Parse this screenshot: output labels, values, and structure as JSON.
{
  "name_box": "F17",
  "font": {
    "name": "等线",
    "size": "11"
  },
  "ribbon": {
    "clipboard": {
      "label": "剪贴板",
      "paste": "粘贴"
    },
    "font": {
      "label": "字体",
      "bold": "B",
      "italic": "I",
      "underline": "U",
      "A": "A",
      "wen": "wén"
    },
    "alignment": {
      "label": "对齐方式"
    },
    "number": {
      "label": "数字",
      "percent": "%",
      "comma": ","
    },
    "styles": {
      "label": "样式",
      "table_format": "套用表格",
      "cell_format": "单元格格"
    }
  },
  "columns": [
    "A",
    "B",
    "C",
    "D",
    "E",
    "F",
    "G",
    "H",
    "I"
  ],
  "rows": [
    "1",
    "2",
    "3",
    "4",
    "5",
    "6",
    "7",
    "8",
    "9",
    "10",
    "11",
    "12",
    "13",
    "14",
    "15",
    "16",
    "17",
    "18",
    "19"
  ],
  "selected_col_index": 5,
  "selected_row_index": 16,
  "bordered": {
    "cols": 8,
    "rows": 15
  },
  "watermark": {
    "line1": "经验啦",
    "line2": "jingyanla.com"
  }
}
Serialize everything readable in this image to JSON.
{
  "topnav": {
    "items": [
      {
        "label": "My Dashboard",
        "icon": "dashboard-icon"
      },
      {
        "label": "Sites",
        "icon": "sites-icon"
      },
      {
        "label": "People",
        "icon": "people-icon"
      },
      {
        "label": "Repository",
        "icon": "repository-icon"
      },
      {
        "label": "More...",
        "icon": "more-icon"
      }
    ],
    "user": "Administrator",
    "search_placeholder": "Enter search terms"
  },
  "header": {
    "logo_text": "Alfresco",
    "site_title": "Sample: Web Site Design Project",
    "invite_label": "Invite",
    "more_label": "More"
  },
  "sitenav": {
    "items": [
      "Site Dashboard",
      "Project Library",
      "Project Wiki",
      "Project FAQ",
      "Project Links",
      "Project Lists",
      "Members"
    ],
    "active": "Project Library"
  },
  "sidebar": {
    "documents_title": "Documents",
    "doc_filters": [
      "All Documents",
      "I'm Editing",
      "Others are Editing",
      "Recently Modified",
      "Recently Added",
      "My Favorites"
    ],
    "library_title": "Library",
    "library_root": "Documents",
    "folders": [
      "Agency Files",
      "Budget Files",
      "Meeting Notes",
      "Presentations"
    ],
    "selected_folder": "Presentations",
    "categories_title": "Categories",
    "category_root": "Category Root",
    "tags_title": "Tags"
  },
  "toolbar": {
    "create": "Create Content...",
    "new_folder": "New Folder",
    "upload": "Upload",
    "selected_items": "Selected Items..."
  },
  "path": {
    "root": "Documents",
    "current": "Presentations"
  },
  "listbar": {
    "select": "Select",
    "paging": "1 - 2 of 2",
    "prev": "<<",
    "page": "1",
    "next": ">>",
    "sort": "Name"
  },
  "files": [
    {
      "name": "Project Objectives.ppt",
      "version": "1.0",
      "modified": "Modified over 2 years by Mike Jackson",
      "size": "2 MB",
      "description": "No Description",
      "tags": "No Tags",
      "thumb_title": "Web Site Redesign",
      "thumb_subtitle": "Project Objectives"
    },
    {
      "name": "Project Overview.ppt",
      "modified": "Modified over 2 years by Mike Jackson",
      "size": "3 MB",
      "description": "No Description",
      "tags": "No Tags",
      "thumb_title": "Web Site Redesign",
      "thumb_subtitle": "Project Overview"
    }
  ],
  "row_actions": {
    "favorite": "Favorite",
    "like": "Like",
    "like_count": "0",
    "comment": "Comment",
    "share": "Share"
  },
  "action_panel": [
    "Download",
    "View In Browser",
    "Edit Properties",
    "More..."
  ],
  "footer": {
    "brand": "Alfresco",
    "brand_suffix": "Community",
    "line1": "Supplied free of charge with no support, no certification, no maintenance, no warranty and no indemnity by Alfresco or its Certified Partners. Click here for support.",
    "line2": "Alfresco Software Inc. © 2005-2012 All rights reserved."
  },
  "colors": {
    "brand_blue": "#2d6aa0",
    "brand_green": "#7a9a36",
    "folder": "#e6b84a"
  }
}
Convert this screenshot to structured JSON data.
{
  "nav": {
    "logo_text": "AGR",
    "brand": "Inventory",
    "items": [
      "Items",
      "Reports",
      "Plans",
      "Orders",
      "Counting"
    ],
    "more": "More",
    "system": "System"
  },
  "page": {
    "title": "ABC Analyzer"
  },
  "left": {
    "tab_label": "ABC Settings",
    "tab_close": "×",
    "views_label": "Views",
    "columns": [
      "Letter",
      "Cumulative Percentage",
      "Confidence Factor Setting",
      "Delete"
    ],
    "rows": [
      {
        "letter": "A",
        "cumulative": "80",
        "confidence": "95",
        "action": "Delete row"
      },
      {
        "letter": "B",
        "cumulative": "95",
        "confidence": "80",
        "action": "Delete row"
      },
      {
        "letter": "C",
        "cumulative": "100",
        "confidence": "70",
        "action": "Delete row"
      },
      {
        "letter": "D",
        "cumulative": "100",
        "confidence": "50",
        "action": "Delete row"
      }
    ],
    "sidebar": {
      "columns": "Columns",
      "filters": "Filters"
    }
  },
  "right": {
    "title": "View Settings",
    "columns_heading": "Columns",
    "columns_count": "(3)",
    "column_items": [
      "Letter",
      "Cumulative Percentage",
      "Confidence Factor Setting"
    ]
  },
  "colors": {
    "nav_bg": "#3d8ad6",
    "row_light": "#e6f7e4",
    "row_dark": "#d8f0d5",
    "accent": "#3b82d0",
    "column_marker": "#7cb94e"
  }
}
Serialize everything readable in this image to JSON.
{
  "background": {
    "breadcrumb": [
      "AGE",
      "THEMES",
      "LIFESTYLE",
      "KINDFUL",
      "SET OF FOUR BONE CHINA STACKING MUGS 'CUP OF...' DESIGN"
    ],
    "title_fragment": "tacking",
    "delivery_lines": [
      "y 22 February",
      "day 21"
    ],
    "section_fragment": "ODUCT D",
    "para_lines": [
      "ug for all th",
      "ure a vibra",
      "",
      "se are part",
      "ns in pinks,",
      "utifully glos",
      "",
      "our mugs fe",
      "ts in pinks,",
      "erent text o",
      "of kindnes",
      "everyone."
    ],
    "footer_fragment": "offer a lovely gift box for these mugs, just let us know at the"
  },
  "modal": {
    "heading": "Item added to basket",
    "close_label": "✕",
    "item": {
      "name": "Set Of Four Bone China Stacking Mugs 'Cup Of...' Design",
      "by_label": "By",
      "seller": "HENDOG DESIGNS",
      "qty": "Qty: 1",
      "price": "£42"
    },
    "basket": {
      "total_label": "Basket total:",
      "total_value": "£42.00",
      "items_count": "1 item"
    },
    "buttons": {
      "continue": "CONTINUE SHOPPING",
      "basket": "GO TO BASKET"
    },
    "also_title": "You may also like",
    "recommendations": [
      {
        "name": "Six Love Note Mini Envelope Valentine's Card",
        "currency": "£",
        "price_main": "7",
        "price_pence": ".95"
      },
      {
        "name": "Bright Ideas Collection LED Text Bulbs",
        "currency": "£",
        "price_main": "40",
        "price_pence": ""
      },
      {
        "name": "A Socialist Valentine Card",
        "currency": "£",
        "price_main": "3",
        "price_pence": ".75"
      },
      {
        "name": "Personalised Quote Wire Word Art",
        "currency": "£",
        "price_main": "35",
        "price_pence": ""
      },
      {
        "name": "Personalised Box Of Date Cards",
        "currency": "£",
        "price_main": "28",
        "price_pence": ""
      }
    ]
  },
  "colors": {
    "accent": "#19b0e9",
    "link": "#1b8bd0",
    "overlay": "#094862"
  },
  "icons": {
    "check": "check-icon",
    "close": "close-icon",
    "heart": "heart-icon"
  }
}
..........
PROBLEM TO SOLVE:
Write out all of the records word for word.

EXERCISE RESPONSE:
Parse this screenshot: output labels, values, and structure as JSON.
{
  "name_box": "F17",
  "font": {
    "name": "等线",
    "size": "11"
  },
  "ribbon": {
    "clipboard": {
      "label": "剪贴板",
      "paste": "粘贴"
    },
    "font": {
      "label": "字体",
      "bold": "B",
      "italic": "I",
      "underline": "U",
      "A": "A",
      "wen": "wén"
    },
    "alignment": {
      "label": "对齐方式"
    },
    "number": {
      "label": "数字",
      "percent": "%",
      "comma": ","
    },
    "styles": {
      "label": "样式",
      "table_format": "套用表格",
      "cell_format": "单元格格"
    }
  },
  "columns": [
    "A",
    "B",
    "C",
    "D",
    "E",
    "F",
    "G",
    "H",
    "I"
  ],
  "rows": [
    "1",
    "2",
    "3",
    "4",
    "5",
    "6",
    "7",
    "8",
    "9",
    "10",
    "11",
    "12",
    "13",
    "14",
    "15",
    "16",
    "17",
    "18",
    "19"
  ],
  "selected_col_index": 5,
  "selected_row_index": 16,
  "bordered": {
    "cols": 8,
    "rows": 15
  },
  "watermark": {
    "line1": "经验啦",
    "line2": "jingyanla.com"
  }
}
Serialize everything readable in this image to JSON.
{
  "topnav": {
    "items": [
      {
        "label": "My Dashboard",
        "icon": "dashboard-icon"
      },
      {
        "label": "Sites",
        "icon": "sites-icon"
      },
      {
        "label": "People",
        "icon": "people-icon"
      },
      {
        "label": "Repository",
        "icon": "repository-icon"
      },
      {
        "label": "More...",
        "icon": "more-icon"
      }
    ],
    "user": "Administrator",
    "search_placeholder": "Enter search terms"
  },
  "header": {
    "logo_text": "Alfresco",
    "site_title": "Sample: Web Site Design Project",
    "invite_label": "Invite",
    "more_label": "More"
  },
  "sitenav": {
    "items": [
      "Site Dashboard",
      "Project Library",
      "Project Wiki",
      "Project FAQ",
      "Project Links",
      "Project Lists",
      "Members"
    ],
    "active": "Project Library"
  },
  "sidebar": {
    "documents_title": "Documents",
    "doc_filters": [
      "All Documents",
      "I'm Editing",
      "Others are Editing",
      "Recently Modified",
      "Recently Added",
      "My Favorites"
    ],
    "library_title": "Library",
    "library_root": "Documents",
    "folders": [
      "Agency Files",
      "Budget Files",
      "Meeting Notes",
      "Presentations"
    ],
    "selected_folder": "Presentations",
    "categories_title": "Categories",
    "category_root": "Category Root",
    "tags_title": "Tags"
  },
  "toolbar": {
    "create": "Create Content...",
    "new_folder": "New Folder",
    "upload": "Upload",
    "selected_items": "Selected Items..."
  },
  "path": {
    "root": "Documents",
    "current": "Presentations"
  },
  "listbar": {
    "select": "Select",
    "paging": "1 - 2 of 2",
    "prev": "<<",
    "page": "1",
    "next": ">>",
    "sort": "Name"
  },
  "files": [
    {
      "name": "Project Objectives.ppt",
      "version": "1.0",
      "modified": "Modified over 2 years by Mike Jackson",
      "size": "2 MB",
      "description": "No Description",
      "tags": "No Tags",
      "thumb_title": "Web Site Redesign",
      "thumb_subtitle": "Project Objectives"
    },
    {
      "name": "Project Overview.ppt",
      "modified": "Modified over 2 years by Mike Jackson",
      "size": "3 MB",
      "description": "No Description",
      "tags": "No Tags",
      "thumb_title": "Web Site Redesign",
      "thumb_subtitle": "Project Overview"
    }
  ],
  "row_actions": {
    "favorite": "Favorite",
    "like": "Like",
    "like_count": "0",
    "comment": "Comment",
    "share": "Share"
  },
  "action_panel": [
    "Download",
    "View In Browser",
    "Edit Properties",
    "More..."
  ],
  "footer": {
    "brand": "Alfresco",
    "brand_suffix": "Community",
    "line1": "Supplied free of charge with no support, no certification, no maintenance, no warranty and no indemnity by Alfresco or its Certified Partners. Click here for support.",
    "line2": "Alfresco Software Inc. © 2005-2012 All rights reserved."
  },
  "colors": {
    "brand_blue": "#2d6aa0",
    "brand_green": "#7a9a36",
    "folder": "#e6b84a"
  }
}
Convert this screenshot to structured JSON data.
{
  "nav": {
    "logo_text": "AGR",
    "brand": "Inventory",
    "items": [
      "Items",
      "Reports",
      "Plans",
      "Orders",
      "Counting"
    ],
    "more": "More",
    "system": "System"
  },
  "page": {
    "title": "ABC Analyzer"
  },
  "left": {
    "tab_label": "ABC Settings",
    "tab_close": "×",
    "views_label": "Views",
    "columns": [
      "Letter",
      "Cumulative Percentage",
      "Confidence Factor Setting",
      "Delete"
    ],
    "rows": [
      {
        "letter": "A",
        "cumulative": "80",
        "confidence": "95",
        "action": "Delete row"
      },
      {
        "letter": "B",
        "cumulative": "95",
        "confidence": "80",
        "action": "Delete row"
      },
      {
        "letter": "C",
        "cumulative": "100",
        "confidence": "70",
        "action": "Delete row"
      },
      {
        "letter": "D",
        "cumulative": "100",
        "confidence": "50",
        "action": "Delete row"
      }
    ],
    "sidebar": {
      "columns": "Columns",
      "filters": "Filters"
    }
  },
  "right": {
    "title": "View Settings",
    "columns_heading": "Columns",
    "columns_count": "(3)",
    "column_items": [
      "Letter",
      "Cumulative Percentage",
      "Confidence Factor Setting"
    ]
  },
  "colors": {
    "nav_bg": "#3d8ad6",
    "row_light": "#e6f7e4",
    "row_dark": "#d8f0d5",
    "accent": "#3b82d0",
    "column_marker": "#7cb94e"
  }
}
Serialize everything readable in this image to JSON.
{
  "background": {
    "breadcrumb": [
      "AGE",
      "THEMES",
      "LIFESTYLE",
      "KINDFUL",
      "SET OF FOUR BONE CHINA STACKING MUGS 'CUP OF...' DESIGN"
    ],
    "title_fragment": "tacking",
    "delivery_lines": [
      "y 22 February",
      "day 21"
    ],
    "section_fragment": "ODUCT D",
    "para_lines": [
      "ug for all th",
      "ure a vibra",
      "",
      "se are part",
      "ns in pinks,",
      "utifully glos",
      "",
      "our mugs fe",
      "ts in pinks,",
      "erent text o",
      "of kindnes",
      "everyone."
    ],
    "footer_fragment": "offer a lovely gift box for these mugs, just let us know at the"
  },
  "modal": {
    "heading": "Item added to basket",
    "close_label": "✕",
    "item": {
      "name": "Set Of Four Bone China Stacking Mugs 'Cup Of...' Design",
      "by_label": "By",
      "seller": "HENDOG DESIGNS",
      "qty": "Qty: 1",
      "price": "£42"
    },
    "basket": {
      "total_label": "Basket total:",
      "total_value": "£42.00",
      "items_count": "1 item"
    },
    "buttons": {
      "continue": "CONTINUE SHOPPING",
      "basket": "GO TO BASKET"
    },
    "also_title": "You may also like",
    "recommendations": [
      {
        "name": "Six Love Note Mini Envelope Valentine's Card",
        "currency": "£",
        "price_main": "7",
        "price_pence": ".95"
      },
      {
        "name": "Bright Ideas Collection LED Text Bulbs",
        "currency": "£",
        "price_main": "40",
        "price_pence": ""
      },
      {
        "name": "A Socialist Valentine Card",
        "currency": "£",
        "price_main": "3",
        "price_pence": ".75"
      },
      {
        "name": "Personalised Quote Wire Word Art",
        "currency": "£",
        "price_main": "35",
        "price_pence": ""
      },
      {
        "name": "Personalised Box Of Date Cards",
        "currency": "£",
        "price_main": "28",
        "price_pence": ""
      }
    ]
  },
  "colors": {
    "accent": "#19b0e9",
    "link": "#1b8bd0",
    "overlay": "#094862"
  },
  "icons": {
    "check": "check-icon",
    "close": "close-icon",
    "heart": "heart-icon"
  }
}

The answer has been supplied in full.